SNIAS also contends that even if the Hague Convention is not the exclusive and mandatory means to obtain discovery, principles of international comity require that it be the avenue of first choice. We agree that resort to the Convention should be considered in each case, but not that it must be utilized first in every case. See Messerschmitt, 757 F.2d at 731. Here, the district court balanced France's interest in controlling its judicial system against the American interest in full pretrial discovery. The intrusion on French sovereignty is minimal because no proceedings will take place on French soil. See Messerschmitt, 757 F.2d at 732. SNIAS is required only to select the relevant documents in France. Such action is preparatory and does not require the participation of the French government.4 See Anschuetz, 754 F.2d at 611.


The petition for writ of mandamus is denied. The stay of discovery is vacated.


The text of the Hague Convention is found in the note following 28 U.S.C. Sec. 1781 (Supp.1985)

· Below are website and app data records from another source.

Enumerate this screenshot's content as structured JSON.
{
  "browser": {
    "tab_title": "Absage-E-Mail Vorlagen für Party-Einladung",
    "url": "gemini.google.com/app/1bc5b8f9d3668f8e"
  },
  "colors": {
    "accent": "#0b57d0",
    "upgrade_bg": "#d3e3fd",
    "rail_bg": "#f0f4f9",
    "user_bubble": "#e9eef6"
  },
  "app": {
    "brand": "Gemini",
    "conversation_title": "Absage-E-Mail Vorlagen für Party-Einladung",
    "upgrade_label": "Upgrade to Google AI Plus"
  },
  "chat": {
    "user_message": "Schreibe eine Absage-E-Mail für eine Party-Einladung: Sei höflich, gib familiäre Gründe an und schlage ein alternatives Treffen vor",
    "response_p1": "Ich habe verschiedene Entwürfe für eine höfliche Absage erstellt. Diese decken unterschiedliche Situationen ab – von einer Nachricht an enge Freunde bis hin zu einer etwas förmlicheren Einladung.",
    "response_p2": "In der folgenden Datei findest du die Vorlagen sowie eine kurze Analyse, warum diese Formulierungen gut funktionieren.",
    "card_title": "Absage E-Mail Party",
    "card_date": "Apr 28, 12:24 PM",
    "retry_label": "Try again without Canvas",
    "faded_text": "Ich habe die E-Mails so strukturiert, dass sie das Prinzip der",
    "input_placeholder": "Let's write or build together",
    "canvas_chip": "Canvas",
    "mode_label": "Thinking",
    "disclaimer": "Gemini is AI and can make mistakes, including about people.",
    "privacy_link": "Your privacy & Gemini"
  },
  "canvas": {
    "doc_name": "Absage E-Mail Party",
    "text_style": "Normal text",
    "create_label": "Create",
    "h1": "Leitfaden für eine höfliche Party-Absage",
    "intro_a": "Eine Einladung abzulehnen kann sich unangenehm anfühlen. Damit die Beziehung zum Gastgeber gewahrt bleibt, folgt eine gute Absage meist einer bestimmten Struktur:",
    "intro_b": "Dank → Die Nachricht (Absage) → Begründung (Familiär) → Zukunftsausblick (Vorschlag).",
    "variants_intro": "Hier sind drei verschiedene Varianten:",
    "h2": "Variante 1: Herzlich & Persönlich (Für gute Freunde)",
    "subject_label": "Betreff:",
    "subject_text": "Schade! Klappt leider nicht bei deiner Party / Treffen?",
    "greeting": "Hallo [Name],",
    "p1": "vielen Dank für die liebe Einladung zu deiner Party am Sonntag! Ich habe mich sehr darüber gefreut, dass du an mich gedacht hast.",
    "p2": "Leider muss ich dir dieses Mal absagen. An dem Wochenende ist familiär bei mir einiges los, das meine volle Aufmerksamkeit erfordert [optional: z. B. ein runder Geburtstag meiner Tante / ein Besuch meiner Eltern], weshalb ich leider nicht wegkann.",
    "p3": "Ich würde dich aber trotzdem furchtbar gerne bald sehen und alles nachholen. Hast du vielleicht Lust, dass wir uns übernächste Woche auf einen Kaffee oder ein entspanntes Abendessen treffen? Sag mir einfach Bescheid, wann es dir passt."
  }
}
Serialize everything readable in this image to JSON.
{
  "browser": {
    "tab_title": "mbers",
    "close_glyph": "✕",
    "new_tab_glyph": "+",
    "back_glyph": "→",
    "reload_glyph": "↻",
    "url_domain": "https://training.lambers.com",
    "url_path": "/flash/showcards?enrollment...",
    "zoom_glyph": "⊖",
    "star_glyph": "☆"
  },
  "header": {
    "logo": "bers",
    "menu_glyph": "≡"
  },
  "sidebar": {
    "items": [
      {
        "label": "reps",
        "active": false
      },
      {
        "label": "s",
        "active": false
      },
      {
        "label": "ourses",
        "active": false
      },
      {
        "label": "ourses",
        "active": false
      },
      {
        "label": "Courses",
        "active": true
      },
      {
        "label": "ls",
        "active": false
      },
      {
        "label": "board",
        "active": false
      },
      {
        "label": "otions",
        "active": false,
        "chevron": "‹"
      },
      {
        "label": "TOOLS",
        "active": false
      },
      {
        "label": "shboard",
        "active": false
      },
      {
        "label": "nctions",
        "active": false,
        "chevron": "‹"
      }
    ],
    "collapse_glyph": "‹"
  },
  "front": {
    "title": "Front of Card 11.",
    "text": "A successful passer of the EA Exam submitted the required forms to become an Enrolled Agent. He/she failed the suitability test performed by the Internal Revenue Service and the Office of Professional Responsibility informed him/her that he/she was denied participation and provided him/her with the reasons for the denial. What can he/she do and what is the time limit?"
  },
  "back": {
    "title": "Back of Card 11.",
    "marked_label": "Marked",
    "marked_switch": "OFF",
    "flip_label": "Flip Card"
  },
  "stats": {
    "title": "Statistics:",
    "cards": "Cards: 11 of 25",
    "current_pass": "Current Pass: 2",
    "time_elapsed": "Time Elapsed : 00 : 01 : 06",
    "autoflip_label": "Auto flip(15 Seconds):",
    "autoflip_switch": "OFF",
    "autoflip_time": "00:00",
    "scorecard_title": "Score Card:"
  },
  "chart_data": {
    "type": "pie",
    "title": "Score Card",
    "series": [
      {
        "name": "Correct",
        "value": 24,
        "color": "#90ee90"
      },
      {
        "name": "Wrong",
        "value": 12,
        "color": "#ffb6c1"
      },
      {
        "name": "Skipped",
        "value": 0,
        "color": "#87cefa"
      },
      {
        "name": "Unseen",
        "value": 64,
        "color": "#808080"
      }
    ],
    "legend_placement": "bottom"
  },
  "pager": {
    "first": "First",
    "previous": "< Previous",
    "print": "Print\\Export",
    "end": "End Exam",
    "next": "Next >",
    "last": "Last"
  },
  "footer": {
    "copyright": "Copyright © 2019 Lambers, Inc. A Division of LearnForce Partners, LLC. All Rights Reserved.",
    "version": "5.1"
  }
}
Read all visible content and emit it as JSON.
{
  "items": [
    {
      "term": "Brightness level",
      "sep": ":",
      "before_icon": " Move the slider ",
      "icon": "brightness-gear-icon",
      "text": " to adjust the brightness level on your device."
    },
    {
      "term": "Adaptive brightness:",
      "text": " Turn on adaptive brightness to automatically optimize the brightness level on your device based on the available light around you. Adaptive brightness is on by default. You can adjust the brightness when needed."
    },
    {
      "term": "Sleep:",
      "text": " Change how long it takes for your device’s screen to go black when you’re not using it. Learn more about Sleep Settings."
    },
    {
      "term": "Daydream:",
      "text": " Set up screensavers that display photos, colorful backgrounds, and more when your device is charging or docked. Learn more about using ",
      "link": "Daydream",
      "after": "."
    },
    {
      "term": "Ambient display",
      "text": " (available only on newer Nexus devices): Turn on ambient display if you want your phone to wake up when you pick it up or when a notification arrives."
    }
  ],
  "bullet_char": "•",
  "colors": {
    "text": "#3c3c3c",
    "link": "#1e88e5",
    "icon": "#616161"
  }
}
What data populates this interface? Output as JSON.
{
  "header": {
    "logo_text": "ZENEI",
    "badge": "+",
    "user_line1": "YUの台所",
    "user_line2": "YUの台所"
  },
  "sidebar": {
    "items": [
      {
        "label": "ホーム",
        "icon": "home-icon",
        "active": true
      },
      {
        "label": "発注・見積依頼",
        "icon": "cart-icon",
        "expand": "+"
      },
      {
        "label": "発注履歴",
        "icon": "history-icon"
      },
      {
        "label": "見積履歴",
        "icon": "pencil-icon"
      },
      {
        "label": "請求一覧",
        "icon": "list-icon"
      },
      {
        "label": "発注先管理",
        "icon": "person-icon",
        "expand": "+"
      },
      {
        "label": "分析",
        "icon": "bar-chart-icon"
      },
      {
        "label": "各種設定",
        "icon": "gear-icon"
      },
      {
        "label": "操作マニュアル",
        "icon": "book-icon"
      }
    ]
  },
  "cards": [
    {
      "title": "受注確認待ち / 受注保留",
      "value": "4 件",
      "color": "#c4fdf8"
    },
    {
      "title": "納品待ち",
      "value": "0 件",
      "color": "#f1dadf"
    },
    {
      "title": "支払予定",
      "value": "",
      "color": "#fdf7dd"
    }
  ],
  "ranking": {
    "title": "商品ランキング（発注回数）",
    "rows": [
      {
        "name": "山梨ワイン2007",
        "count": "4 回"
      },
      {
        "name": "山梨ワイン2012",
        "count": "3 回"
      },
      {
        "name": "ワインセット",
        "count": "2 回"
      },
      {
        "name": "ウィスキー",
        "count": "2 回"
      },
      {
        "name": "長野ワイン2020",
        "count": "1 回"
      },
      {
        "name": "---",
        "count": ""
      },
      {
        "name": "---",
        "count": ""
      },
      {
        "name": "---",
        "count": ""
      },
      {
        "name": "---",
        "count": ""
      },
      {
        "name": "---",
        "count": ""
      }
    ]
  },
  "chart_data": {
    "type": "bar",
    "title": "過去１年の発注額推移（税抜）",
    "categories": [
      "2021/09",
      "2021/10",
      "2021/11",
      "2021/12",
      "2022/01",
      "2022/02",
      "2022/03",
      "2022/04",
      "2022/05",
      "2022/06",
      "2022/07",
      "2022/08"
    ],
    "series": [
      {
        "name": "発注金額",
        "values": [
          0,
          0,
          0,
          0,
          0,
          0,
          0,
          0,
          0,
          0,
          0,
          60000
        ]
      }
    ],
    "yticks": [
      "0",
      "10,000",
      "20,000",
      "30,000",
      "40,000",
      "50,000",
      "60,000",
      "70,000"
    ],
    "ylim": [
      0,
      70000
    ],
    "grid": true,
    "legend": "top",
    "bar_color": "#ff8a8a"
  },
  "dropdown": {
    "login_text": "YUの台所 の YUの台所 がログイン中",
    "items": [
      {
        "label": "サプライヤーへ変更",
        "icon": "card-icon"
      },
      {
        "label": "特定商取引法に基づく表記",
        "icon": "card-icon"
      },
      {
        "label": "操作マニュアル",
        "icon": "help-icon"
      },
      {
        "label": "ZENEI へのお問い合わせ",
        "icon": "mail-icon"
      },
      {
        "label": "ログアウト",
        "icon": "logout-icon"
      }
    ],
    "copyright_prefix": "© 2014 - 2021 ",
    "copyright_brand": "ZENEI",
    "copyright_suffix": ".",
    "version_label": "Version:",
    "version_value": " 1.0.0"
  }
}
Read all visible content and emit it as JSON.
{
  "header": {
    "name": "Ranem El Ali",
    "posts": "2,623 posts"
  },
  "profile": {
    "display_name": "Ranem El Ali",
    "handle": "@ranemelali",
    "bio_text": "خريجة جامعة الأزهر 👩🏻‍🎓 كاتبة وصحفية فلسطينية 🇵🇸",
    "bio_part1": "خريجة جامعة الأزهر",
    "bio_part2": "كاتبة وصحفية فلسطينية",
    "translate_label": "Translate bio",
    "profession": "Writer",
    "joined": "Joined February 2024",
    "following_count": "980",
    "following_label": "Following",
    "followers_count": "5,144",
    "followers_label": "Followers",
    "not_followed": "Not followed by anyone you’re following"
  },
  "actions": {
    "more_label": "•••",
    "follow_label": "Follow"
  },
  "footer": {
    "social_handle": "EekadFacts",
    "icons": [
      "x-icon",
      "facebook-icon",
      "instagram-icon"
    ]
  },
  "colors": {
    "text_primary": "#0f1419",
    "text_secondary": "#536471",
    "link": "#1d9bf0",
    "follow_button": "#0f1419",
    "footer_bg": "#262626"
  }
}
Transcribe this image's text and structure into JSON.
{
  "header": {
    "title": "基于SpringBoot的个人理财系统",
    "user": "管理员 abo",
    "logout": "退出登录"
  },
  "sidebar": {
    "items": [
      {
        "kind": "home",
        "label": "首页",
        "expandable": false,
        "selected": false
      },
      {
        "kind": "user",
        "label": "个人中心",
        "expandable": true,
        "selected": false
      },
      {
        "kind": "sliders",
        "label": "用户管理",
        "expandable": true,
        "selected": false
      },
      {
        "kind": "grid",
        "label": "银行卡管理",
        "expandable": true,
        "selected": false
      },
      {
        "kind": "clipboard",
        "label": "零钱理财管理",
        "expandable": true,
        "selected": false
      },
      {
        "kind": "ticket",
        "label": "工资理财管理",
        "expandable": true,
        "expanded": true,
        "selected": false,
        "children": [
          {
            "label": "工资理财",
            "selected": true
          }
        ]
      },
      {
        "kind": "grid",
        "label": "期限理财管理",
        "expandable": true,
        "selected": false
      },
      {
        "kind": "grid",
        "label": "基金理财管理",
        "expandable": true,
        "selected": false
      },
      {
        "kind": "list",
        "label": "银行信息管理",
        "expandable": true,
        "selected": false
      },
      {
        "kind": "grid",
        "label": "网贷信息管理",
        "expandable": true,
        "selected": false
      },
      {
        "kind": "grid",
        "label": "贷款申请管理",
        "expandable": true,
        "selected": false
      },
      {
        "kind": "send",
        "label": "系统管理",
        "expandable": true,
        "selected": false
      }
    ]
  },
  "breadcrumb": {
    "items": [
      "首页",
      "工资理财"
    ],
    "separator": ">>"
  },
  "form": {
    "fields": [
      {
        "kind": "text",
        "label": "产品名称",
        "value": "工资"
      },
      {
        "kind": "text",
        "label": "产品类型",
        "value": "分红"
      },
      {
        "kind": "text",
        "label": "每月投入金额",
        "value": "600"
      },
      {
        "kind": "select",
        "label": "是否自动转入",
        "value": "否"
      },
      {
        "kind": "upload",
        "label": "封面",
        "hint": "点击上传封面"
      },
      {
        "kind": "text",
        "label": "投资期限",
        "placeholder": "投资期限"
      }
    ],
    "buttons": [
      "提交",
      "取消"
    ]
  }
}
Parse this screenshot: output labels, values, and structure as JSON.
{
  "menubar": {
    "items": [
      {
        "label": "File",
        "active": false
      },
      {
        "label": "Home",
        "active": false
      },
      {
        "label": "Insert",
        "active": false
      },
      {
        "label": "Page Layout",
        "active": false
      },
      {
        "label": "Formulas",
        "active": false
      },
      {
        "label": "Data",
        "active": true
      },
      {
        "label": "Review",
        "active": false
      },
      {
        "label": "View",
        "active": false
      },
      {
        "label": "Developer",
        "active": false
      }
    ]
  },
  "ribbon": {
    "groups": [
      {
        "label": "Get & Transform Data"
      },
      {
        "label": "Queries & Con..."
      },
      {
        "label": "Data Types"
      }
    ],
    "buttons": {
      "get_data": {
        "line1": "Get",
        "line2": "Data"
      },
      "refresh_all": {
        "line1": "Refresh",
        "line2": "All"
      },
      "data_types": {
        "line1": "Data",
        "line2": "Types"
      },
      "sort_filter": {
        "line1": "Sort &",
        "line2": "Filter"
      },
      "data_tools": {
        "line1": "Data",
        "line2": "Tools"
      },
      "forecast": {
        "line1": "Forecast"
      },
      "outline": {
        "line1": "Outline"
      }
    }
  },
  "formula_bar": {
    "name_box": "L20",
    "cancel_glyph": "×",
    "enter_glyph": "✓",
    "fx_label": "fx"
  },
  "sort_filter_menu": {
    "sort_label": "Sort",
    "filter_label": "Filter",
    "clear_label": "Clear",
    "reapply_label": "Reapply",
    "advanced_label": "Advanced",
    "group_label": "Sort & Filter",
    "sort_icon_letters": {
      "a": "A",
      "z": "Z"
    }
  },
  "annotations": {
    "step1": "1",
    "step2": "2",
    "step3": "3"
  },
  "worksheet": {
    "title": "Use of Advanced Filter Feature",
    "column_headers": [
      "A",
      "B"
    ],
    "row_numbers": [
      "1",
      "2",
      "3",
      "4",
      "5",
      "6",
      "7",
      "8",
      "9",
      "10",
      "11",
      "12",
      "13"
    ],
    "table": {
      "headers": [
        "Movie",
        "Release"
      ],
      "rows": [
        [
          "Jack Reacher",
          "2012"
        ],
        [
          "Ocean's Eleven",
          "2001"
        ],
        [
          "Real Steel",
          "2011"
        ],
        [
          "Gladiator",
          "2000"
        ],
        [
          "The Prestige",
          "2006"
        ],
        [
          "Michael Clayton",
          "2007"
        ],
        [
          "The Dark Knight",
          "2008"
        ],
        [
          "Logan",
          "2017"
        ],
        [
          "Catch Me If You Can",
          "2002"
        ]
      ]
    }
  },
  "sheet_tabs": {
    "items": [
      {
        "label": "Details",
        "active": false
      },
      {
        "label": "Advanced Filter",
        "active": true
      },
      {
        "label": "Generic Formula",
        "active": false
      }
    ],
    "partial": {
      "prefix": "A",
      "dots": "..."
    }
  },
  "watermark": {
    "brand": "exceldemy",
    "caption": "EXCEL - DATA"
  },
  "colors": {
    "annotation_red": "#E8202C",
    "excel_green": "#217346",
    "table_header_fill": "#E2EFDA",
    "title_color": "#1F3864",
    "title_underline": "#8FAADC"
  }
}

Here, SNIAS has no other adequate means to obtain the desired relief. A discovery order is generally interlocutory and nonappealable under 28 U.S.C. Sec. 1291. City of Las Vegas v. Foley, 747 F.2d 1294, 1297 (9th Cir.1984). Second, although SNIAS's claims of criminal prosecution in France are speculative at this time, it could be damaged or prejudiced in a way not later correctable on appeal. Also, there is potential damage to the relations between France and the United States. Finally, the district court's order raises an important issue of first impression in this circuit. Therefore, we ordered respondent to file an answer to the petition under Fed.R.App.P. 21(b)


For example, the Hague Convention provides procedures to facilitate the involuntary deposition of a party in a foreign country or the production of documents from persons not subject to the court's jurisdiction. See Anschuetz, 754 F.2d at 615


In the Convention, France has chosen not to execute "Letters of Request issued for the purpose of obtaining pre-trial discovery of documents as known in Common Law countries." See 28 U.S.C. Sec. 1781 (Supp.1985) (Art. 23 and note 4). Thus, it is difficult to assess whether France would even respond to a "letter of request." Foreign countries might find it an insult to have their aid invoked as a first resort, only to be eventually overridden under the Federal Rules of Civil Procedure. See Societe Nationale, 782 F.2d at 125-26; Anschuetz, 754 F.2d at 613